It was interesting to read a Poynter Institute article about my former executive editor's quandary at the Capital newspaper in Annapolis, Maryland. (I served as Internet Director there for several years.) Though the controversy is a year old now, there's still a lot to be learned from it.
Poynter's Jim Romanesko, one of the most respected and well-known bloggers on the state of the media, writes a pretty hard-hitting summary of what happened. The article gives an interesting glimpse into some of the dissension and confusion that can go on in a newsroom -- even in a pretty "liberal" state -- over the same-sex marriage issue.
Tom Marquardt, the editor, decided to run a story about a lesbian couple with children on Mother's Day and the people in Annapolis did not receive it well. He had to backtrack. Tom is normally pretty savvy about local issues and trends, but got into trouble on this one. It is a very interesting read and you can see a side of the media seldom seen by the public.
Since I mentioned Maryland and am sensitized to the issues there (I lived there almost five years), I can point out that there are a lot of levels to this controversy.
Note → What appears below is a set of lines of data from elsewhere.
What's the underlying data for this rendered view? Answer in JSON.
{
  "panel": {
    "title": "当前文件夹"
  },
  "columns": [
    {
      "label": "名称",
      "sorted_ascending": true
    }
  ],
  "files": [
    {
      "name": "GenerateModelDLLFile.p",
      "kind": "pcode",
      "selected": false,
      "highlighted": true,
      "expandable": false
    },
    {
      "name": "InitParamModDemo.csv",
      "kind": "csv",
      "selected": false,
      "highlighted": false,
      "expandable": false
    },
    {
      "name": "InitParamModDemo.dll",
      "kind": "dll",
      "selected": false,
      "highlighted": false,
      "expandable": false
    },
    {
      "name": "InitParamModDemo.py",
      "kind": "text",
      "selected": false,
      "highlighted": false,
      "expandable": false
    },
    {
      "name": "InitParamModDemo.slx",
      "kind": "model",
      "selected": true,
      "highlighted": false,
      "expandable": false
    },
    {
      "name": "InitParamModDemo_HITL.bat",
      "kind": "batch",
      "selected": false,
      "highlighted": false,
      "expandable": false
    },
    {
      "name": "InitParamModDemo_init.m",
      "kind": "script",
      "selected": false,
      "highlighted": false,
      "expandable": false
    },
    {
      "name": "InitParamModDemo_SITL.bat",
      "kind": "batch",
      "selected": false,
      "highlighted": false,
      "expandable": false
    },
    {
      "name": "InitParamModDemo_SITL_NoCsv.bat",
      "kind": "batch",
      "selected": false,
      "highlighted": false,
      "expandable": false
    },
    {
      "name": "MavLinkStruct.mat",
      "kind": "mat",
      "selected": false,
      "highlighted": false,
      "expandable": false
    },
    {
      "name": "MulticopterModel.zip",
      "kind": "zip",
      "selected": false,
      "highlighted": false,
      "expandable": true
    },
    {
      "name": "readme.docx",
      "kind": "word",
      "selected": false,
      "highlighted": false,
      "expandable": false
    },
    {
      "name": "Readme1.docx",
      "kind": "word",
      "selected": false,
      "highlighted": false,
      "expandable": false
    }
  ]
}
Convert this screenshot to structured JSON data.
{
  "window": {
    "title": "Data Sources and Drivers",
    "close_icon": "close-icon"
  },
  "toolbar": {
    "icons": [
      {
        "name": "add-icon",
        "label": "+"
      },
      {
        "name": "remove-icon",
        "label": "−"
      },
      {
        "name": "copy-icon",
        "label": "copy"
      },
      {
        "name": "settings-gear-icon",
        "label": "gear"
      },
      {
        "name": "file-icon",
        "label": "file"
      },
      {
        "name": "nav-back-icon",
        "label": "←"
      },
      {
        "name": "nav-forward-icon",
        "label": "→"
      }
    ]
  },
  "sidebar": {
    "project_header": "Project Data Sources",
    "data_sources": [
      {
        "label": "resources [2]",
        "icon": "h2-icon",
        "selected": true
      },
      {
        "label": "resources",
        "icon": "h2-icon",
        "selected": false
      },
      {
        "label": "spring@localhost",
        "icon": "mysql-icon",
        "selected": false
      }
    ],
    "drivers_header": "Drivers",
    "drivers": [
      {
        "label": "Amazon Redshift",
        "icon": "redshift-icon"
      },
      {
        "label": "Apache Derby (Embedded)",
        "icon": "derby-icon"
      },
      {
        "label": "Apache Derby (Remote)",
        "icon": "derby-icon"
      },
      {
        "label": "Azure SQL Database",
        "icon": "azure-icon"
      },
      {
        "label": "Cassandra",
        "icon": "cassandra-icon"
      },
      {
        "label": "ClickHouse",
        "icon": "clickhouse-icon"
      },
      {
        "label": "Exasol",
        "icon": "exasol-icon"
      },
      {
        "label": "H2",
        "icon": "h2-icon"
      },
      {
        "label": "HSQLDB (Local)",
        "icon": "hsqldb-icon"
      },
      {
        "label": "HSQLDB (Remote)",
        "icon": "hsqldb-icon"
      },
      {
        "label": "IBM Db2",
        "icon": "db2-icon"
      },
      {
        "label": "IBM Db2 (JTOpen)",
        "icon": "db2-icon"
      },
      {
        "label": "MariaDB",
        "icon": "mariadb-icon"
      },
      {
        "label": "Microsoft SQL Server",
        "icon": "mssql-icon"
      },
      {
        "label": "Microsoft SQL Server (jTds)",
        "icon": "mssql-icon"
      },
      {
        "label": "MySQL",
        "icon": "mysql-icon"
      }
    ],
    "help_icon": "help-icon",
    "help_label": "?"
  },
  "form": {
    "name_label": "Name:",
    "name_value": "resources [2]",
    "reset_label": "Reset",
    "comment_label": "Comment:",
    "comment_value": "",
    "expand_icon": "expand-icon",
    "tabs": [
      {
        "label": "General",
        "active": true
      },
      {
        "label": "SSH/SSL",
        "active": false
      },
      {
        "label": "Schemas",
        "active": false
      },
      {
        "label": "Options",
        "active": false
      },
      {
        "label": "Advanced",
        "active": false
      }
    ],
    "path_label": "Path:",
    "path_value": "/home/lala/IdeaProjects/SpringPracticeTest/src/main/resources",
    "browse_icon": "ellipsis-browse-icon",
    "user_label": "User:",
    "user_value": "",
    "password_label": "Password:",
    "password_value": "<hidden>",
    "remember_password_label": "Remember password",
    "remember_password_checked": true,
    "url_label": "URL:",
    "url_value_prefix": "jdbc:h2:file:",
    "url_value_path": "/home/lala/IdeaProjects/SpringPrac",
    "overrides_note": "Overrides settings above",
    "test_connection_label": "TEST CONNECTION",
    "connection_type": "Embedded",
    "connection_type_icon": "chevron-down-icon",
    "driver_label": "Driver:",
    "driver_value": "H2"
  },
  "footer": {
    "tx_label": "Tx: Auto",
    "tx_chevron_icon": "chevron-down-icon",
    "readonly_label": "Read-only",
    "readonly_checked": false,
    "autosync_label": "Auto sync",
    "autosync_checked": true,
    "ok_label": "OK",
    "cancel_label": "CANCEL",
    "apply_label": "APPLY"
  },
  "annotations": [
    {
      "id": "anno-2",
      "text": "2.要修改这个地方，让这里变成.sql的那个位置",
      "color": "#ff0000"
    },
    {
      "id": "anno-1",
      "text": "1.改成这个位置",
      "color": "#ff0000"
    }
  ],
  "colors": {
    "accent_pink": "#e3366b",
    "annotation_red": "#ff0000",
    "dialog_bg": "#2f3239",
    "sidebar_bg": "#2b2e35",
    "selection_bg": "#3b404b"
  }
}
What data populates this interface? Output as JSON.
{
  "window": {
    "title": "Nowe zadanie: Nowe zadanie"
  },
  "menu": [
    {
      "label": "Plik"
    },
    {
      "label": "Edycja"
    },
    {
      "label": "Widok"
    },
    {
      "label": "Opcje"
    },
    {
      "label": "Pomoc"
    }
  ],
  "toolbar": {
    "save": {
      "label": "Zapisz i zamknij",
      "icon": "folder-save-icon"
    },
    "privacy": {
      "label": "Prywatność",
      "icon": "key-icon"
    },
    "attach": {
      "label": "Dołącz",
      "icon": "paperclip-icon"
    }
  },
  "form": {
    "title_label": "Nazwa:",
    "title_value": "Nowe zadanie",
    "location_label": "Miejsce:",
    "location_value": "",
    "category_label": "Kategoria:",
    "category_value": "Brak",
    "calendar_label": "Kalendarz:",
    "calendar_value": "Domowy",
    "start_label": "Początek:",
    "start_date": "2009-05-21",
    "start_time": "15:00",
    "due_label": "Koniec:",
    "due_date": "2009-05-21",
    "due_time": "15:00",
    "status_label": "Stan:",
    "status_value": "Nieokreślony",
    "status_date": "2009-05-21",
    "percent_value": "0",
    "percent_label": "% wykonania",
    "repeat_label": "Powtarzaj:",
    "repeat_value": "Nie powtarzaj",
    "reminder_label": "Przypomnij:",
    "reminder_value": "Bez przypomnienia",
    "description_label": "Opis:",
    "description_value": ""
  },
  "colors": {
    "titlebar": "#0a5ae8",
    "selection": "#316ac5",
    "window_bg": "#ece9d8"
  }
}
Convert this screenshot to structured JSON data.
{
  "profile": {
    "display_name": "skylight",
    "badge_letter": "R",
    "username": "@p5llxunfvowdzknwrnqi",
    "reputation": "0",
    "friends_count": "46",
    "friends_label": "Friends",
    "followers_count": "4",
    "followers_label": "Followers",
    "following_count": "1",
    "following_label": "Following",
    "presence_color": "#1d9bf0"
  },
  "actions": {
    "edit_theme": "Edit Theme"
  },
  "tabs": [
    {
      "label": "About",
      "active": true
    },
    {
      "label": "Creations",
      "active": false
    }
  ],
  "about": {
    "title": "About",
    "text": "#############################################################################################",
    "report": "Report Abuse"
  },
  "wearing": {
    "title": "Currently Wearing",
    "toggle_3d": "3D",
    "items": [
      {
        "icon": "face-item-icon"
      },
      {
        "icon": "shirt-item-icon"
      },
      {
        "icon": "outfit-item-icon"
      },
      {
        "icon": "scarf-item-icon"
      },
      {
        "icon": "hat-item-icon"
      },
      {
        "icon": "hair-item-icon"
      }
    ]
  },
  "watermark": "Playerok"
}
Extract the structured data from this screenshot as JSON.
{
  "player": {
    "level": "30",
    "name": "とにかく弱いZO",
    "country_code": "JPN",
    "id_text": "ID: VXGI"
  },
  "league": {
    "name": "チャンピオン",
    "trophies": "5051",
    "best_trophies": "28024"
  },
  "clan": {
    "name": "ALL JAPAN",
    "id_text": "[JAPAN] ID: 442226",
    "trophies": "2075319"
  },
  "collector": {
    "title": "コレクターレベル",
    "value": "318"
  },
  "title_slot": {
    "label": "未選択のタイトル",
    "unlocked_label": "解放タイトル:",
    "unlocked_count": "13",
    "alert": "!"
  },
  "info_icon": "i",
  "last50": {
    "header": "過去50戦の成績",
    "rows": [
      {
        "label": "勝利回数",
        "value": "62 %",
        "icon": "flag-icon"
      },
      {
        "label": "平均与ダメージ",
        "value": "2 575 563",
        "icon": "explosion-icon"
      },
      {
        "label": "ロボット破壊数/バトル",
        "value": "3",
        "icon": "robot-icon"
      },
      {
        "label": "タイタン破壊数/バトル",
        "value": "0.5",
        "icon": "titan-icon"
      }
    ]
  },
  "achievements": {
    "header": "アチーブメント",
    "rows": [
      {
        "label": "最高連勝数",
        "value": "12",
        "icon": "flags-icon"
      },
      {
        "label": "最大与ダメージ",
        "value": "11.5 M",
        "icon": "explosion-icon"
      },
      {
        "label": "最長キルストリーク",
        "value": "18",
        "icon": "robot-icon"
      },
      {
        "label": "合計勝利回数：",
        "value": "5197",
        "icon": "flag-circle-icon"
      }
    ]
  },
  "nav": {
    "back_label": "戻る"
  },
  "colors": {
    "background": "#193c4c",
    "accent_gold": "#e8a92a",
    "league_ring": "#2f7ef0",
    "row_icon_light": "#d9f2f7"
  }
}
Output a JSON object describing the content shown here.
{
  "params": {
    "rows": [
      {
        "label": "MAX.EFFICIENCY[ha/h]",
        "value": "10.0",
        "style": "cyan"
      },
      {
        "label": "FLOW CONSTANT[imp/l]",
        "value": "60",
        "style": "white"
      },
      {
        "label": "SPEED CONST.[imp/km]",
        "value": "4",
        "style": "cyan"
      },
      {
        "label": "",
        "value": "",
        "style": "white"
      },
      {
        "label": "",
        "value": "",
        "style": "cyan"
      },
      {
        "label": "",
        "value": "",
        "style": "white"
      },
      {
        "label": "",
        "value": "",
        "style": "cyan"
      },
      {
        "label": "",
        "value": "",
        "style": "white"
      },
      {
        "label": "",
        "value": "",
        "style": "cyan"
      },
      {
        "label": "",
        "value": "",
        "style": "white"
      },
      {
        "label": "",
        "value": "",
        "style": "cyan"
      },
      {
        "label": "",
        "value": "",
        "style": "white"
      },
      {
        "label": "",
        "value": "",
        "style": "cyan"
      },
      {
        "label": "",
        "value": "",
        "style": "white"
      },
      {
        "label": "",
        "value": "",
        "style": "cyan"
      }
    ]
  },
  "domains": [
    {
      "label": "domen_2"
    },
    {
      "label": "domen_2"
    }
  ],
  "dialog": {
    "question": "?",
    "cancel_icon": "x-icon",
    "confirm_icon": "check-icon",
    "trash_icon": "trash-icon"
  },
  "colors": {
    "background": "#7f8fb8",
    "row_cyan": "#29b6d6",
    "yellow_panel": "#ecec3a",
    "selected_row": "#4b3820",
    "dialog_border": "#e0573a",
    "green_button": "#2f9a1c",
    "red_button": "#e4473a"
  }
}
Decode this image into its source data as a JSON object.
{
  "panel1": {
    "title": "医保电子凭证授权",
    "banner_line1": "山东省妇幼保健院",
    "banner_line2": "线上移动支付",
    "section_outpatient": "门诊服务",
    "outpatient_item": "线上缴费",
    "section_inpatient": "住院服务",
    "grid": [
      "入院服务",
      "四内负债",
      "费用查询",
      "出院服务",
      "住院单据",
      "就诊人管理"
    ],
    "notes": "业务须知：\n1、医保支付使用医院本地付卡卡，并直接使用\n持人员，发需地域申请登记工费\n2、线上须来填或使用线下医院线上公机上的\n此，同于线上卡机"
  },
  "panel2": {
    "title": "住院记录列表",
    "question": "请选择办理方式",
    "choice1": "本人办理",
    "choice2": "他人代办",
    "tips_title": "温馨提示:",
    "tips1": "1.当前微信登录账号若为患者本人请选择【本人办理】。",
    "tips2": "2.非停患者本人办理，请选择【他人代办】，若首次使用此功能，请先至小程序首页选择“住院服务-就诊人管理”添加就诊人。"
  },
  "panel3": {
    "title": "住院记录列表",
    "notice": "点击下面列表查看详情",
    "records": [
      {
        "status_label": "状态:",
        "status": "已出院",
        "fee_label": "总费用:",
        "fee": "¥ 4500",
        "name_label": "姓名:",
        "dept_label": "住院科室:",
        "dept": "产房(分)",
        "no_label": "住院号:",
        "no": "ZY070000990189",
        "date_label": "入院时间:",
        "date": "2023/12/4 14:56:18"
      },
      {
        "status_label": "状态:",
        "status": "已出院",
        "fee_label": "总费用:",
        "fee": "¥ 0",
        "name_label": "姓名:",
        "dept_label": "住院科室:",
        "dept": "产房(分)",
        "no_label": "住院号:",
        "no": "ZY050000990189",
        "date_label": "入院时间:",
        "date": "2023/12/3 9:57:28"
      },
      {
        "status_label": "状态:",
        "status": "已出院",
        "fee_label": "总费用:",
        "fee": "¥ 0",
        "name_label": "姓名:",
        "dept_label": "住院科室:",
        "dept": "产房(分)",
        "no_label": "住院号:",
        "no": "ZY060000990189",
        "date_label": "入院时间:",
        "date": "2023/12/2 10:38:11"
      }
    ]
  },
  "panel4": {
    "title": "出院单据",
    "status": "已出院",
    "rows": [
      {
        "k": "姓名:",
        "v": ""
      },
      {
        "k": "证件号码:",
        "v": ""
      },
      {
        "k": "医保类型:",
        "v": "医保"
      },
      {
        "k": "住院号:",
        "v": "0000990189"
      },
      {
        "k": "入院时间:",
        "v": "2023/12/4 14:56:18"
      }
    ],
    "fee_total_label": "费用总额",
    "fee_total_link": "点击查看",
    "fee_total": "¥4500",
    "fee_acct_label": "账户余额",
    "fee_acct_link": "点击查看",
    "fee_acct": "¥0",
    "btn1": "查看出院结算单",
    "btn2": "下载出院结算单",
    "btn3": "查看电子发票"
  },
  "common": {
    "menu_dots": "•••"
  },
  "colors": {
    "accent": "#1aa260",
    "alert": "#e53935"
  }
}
The state is still going through a battle on the marriage issue. It is not settled. Even though the marriage law was passed and signed by Governor Martin O'Malley, many in the state have promised to repeal it and have turned it into a ballot issue in the November election. Predominately African-American churches, which tend to be even more outspoken about same-sex "marriage," will probably play a key part. Maryland has many of them, as well as many other churches vehemently against the law. Stay tuned.
BreakPoint audience, please note the part played by the newspaper website and particularly the online commenters. Their immediate reaction is singled out as the reason the paper had to back off. That is one of the reasons we are trying to encourage Christians to stand up and be more vocal online. This is a case where that had a huge impact.